• [Exercise instructions] Give back the entries exactly as they read, leaving each image out.
--- Dataset content ---
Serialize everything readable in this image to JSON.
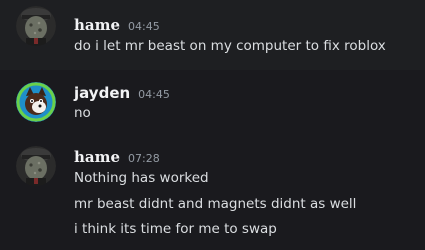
{
  "messages": [
    {
      "username": "hame",
      "time": "04:45",
      "lines": [
        "do i let mr beast on my computer to fix roblox"
      ]
    },
    {
      "username": "jayden",
      "time": "04:45",
      "lines": [
        "no"
      ]
    },
    {
      "username": "hame",
      "time": "07:28",
      "lines": [
        "Nothing has worked",
        "mr beast didnt and magnets didnt as well",
        "i think its time for me to swap"
      ]
    }
  ],
  "colors": {
    "background": "#1a1a1e",
    "hover": "#1e1f22",
    "username": "#f2f3f5",
    "text": "#dbdee1",
    "timestamp": "#949ba4"
  }
}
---
• [Output]
Serialize everything readable in this image to JSON.
{
  "messages": [
    {
      "username": "hame",
      "time": "04:45",
      "lines": [
        "do i let mr beast on my computer to fix roblox"
      ]
    },
    {
      "username": "jayden",
      "time": "04:45",
      "lines": [
        "no"
      ]
    },
    {
      "username": "hame",
      "time": "07:28",
      "lines": [
        "Nothing has worked",
        "mr beast didnt and magnets didnt as well",
        "i think its time for me to swap"
      ]
    }
  ],
  "colors": {
    "background": "#1a1a1e",
    "hover": "#1e1f22",
    "username": "#f2f3f5",
    "text": "#dbdee1",
    "timestamp": "#949ba4"
  }
}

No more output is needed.